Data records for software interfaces
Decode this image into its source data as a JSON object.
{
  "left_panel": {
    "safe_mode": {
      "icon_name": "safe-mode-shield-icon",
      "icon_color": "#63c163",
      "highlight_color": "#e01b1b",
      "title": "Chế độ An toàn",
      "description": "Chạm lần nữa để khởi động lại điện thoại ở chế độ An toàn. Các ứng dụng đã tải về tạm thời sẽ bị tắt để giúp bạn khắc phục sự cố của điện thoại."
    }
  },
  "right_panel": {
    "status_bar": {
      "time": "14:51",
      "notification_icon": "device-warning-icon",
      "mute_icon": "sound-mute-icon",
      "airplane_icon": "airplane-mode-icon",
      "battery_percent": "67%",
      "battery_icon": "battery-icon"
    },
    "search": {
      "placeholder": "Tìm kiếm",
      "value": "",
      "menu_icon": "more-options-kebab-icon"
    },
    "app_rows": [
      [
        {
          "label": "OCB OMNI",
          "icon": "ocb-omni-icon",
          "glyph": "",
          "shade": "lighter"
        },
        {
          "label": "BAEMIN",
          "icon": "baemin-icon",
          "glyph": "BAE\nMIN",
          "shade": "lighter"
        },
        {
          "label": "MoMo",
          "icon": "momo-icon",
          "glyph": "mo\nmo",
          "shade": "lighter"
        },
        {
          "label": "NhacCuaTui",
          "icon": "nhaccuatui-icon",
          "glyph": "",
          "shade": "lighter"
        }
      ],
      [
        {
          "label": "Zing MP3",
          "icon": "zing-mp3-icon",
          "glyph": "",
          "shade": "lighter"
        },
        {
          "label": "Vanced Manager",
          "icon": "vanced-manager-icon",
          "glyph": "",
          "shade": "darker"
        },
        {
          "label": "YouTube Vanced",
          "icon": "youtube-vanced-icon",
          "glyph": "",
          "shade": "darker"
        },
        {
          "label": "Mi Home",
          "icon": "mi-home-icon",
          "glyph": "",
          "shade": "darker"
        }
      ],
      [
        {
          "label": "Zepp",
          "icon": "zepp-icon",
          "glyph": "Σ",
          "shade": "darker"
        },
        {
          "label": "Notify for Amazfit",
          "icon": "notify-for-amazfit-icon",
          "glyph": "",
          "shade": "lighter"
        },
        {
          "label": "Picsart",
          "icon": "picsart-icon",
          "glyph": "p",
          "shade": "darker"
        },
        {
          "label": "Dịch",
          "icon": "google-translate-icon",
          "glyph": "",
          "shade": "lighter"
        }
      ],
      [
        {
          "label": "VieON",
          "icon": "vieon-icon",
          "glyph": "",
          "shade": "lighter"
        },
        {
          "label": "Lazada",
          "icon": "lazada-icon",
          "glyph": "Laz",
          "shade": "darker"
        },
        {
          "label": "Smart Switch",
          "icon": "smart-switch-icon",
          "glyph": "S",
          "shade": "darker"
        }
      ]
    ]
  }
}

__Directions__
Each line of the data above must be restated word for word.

__Written solution__
Decode this image into its source data as a JSON object.
{
  "left_panel": {
    "safe_mode": {
      "icon_name": "safe-mode-shield-icon",
      "icon_color": "#63c163",
      "highlight_color": "#e01b1b",
      "title": "Chế độ An toàn",
      "description": "Chạm lần nữa để khởi động lại điện thoại ở chế độ An toàn. Các ứng dụng đã tải về tạm thời sẽ bị tắt để giúp bạn khắc phục sự cố của điện thoại."
    }
  },
  "right_panel": {
    "status_bar": {
      "time": "14:51",
      "notification_icon": "device-warning-icon",
      "mute_icon": "sound-mute-icon",
      "airplane_icon": "airplane-mode-icon",
      "battery_percent": "67%",
      "battery_icon": "battery-icon"
    },
    "search": {
      "placeholder": "Tìm kiếm",
      "value": "",
      "menu_icon": "more-options-kebab-icon"
    },
    "app_rows": [
      [
        {
          "label": "OCB OMNI",
          "icon": "ocb-omni-icon",
          "glyph": "",
          "shade": "lighter"
        },
        {
          "label": "BAEMIN",
          "icon": "baemin-icon",
          "glyph": "BAE\nMIN",
          "shade": "lighter"
        },
        {
          "label": "MoMo",
          "icon": "momo-icon",
          "glyph": "mo\nmo",
          "shade": "lighter"
        },
        {
          "label": "NhacCuaTui",
          "icon": "nhaccuatui-icon",
          "glyph": "",
          "shade": "lighter"
        }
      ],
      [
        {
          "label": "Zing MP3",
          "icon": "zing-mp3-icon",
          "glyph": "",
          "shade": "lighter"
        },
        {
          "label": "Vanced Manager",
          "icon": "vanced-manager-icon",
          "glyph": "",
          "shade": "darker"
        },
        {
          "label": "YouTube Vanced",
          "icon": "youtube-vanced-icon",
          "glyph": "",
          "shade": "darker"
        },
        {
          "label": "Mi Home",
          "icon": "mi-home-icon",
          "glyph": "",
          "shade": "darker"
        }
      ],
      [
        {
          "label": "Zepp",
          "icon": "zepp-icon",
          "glyph": "Σ",
          "shade": "darker"
        },
        {
          "label": "Notify for Amazfit",
          "icon": "notify-for-amazfit-icon",
          "glyph": "",
          "shade": "lighter"
        },
        {
          "label": "Picsart",
          "icon": "picsart-icon",
          "glyph": "p",
          "shade": "darker"
        },
        {
          "label": "Dịch",
          "icon": "google-translate-icon",
          "glyph": "",
          "shade": "lighter"
        }
      ],
      [
        {
          "label": "VieON",
          "icon": "vieon-icon",
          "glyph": "",
          "shade": "lighter"
        },
        {
          "label": "Lazada",
          "icon": "lazada-icon",
          "glyph": "Laz",
          "shade": "darker"
        },
        {
          "label": "Smart Switch",
          "icon": "smart-switch-icon",
          "glyph": "S",
          "shade": "darker"
        }
      ]
    ]
  }
}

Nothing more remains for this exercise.